**TASK OBJECTIVE:**
If a record below holds a picture, leave the picture out and copy the rest exactly.
─── GIVEN INFORMATION
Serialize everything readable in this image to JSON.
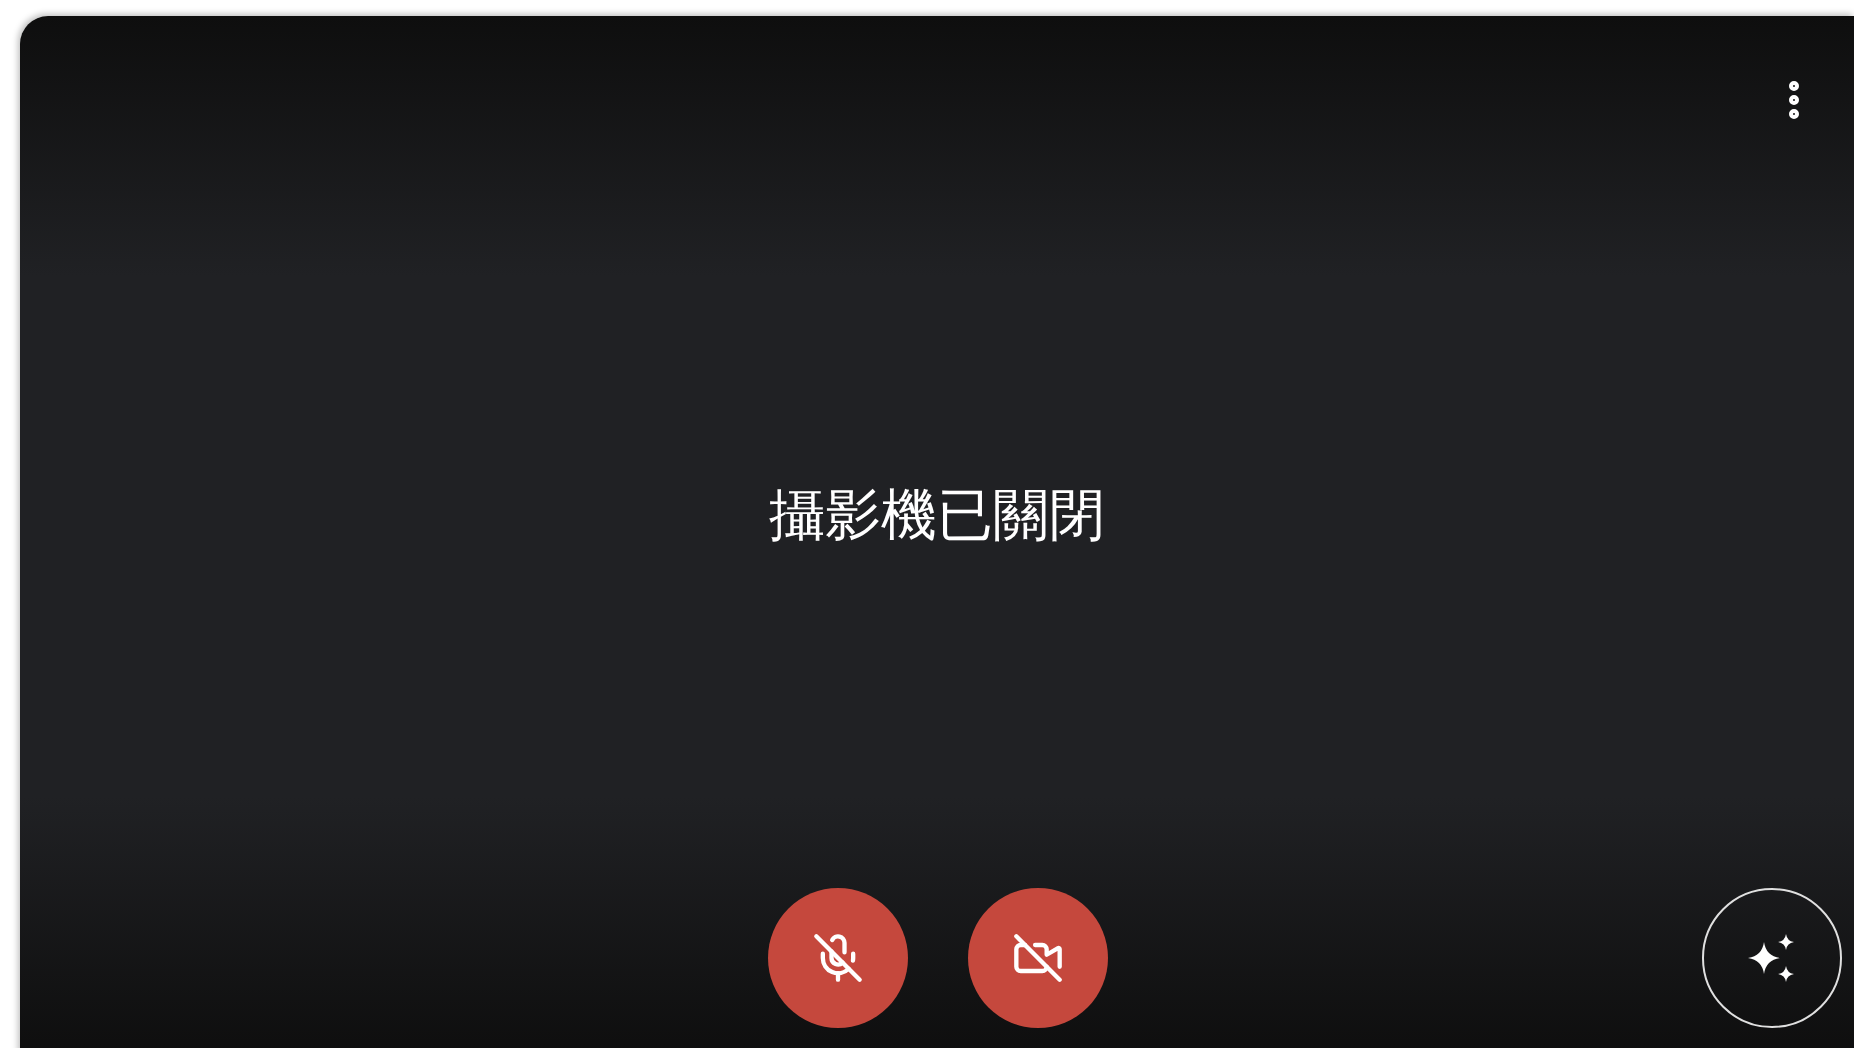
{
  "status_message": "攝影機已關閉",
  "controls": {
    "microphone": {
      "muted": true
    },
    "camera": {
      "off": true
    }
  }
}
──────
**TASK SOLUTION:**
Serialize everything readable in this image to JSON.
{
  "status_message": "攝影機已關閉",
  "controls": {
    "microphone": {
      "muted": true
    },
    "camera": {
      "off": true
    }
  }
}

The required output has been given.